Searching for freedom and connection in a gas-powered, digital and divided world.
Motherload is a crowdsourced documentary about a new mother’s quest to understand the increasing isolation and disconnection of the digital age, its planetary impact, and how cargo bikes could be an antidote.
Filmmaker Liz Canning cycled everywhere until she had twins in 2008. Hauling babies via car was not only unsustainable but took the freedom and adventure out of life, and Liz felt trapped. She Googled “family bike” and uncovered a global movement of people replacing cars with cargo bikes: long-frame bicycles designed for carrying passengers and heavy loads. Liz set out to learn more, and Motherload was born.
In the joy and dedication of the cargo bike community Liz saw that the choice to live by bike, instead of by car, has powerful positive repercussions. These people make sustainability looking really fun! Motherload asks why this is so and what it can teach us about mainstream culture.
Through her research Liz learns how the bicycle transformed society faster and more effectively than any other invention, facilitating women’s fight for the vote and giving the poor mobility for the first time in history. In 1896 Maria Ward wrote in Bicycling for Ladies:
“Riding the wheel, our own powers are revealed to us, a new sense is seemingly created… You have conquered a new world, and exultingly, you take possession of it.”
This all makes sense when Liz finds that humans are genetically hardwired to crave outdoor sensory experiences like riding a bicycle.

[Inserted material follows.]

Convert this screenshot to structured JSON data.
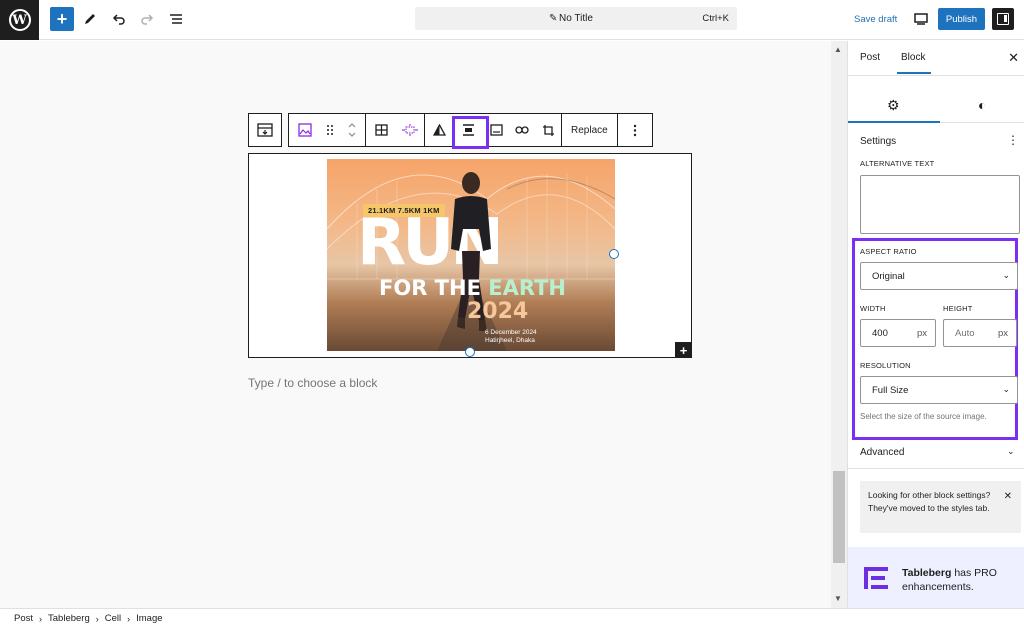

We feel this most urgently today, as our hunter-gatherer instincts are drowned out by the clamor of the digital age, and Americans spend 95% of our time indoors.